The Tolkien Reader is made up of four entirely separate sections: The Homecoming of Beorhtnoth Beorhthelm’s Son, Tree and Leaf (which is, itself, made up of two separate entities), Farmer Giles of Ham, and The Adventure of Tom Bombadil.  I will, of course, cover everything separately.

The first tale told is The Homecoming of Beorhtnoth Beorhthelm’s Son, which is an original interpretation of Tolkien’s concerning an archaic Scandinavian poem of the same name.  While I enjoyed this immensely for several reasons, it is highly unlikely that the ordinary reader would find it an entertaining read.  I found it interesting because it gave me further insight into my idol, J.R.R. Tolkien, and because I find his critical translations of archaic language fascinating.  But, as I said, if you are just looking for a traditional read or aren’t looking to give your brain a massive linguistic workout, you may want to skip this one.

Tree and Leaf is actually two separate sections as well:  a short story titled Leaf by Niggle, and a (now famous) essay by Tolkien called On Fairy Stories.  This is, in my humble opinion, the best portion of the book. On Fairy Stories is easily my favorite essay of all-time.  If you’ve never read it, do yourself a favor and educate yourself by picking up a copy.  I’ll not lie, it’s probably a bit over the heads of the average reader, and Tolkien doesn’t pander to those who aren’t there to seriously study the material.  It’s both incredibly intellectual and study intensive.  For those who find themselves able to get through the concepts and reflect on them, it’s also highly rewarding.  This is the premiere work on fantasy stories, and, in particular, the fairy tale.

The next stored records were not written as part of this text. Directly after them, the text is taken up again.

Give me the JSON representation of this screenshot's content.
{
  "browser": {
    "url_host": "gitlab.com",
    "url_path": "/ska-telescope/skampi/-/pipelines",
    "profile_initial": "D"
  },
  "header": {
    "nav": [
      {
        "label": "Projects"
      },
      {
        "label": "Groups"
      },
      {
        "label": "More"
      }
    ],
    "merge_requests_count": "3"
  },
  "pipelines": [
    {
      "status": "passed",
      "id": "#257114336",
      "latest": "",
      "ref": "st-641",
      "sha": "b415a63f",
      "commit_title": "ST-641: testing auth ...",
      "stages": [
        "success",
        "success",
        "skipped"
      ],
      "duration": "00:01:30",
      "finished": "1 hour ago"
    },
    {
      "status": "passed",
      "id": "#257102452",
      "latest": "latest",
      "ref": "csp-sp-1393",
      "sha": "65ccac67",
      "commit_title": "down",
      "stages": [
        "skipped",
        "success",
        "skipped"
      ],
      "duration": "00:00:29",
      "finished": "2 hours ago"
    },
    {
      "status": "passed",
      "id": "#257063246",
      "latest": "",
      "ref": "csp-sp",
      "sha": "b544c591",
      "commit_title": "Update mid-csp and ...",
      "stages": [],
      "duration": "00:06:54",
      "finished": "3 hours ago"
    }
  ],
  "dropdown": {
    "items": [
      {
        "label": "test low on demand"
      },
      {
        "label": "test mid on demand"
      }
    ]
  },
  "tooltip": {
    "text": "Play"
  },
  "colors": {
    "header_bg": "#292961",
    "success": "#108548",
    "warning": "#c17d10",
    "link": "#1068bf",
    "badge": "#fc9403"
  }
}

The other part of Tree and Leaf is Tolkien’s allegory Leaf by Niggle.  It is, including even The Lord of the Rings, probably my favorite story by Tolkien, which seems strange considering that it is only twenty pages long.  That’s part of its appeal, though, and it is incredible that Tolkien told such a heartfelt – and poignant – tale in such few words.  This is allegory at its very best.  I highly recommend it to any person – whether they are a reader or not, whether they enjoy fantasy or not.  If you don’t do anything with the rest of your life, read this story.  Even if you’ve only got an hour left to live, it’s well worth the time.

The third section is Farmer Giles of Ham, which is a short story (maybe novella length) about a lowly farmer who becomes the hero of the land.  This is solid, traditional fairy tale work, and good reading for any Tolkien fan or lover of Grimm tales.

The fourth section is where we dive back into the realm of Tolkien’s most famous world – that of Middle Earth – in The Adventures of Tom Bombadil.  Anyone who has read The Fellowship of the Ring will immediately recognize Bombadil, who is a quirky enough character to stick out in anyone’s mind.  This is a collection of poems, not all of which are about Bombadil.  For those not interested in poetry, this isn’t your cup of tea.  If you love reading whatever you can get your hands on concerning Middle Earth, however, this is definitely for you.  One area in which I’ve always felt Tolkien never received enough credit was in his poetry work.  He writes excellent, lyrical poetry.  Some of the additions here are lovely, bringing to mind the beauty of nature among other things straight from the realm of Faerie.

In summary, The Tolkien Reader will delight fans of Tolkien, while the drier and more studious portions are likely not what the average reader is willing to dig into.  If you take nothing else away from this, read Leaf by Niggle!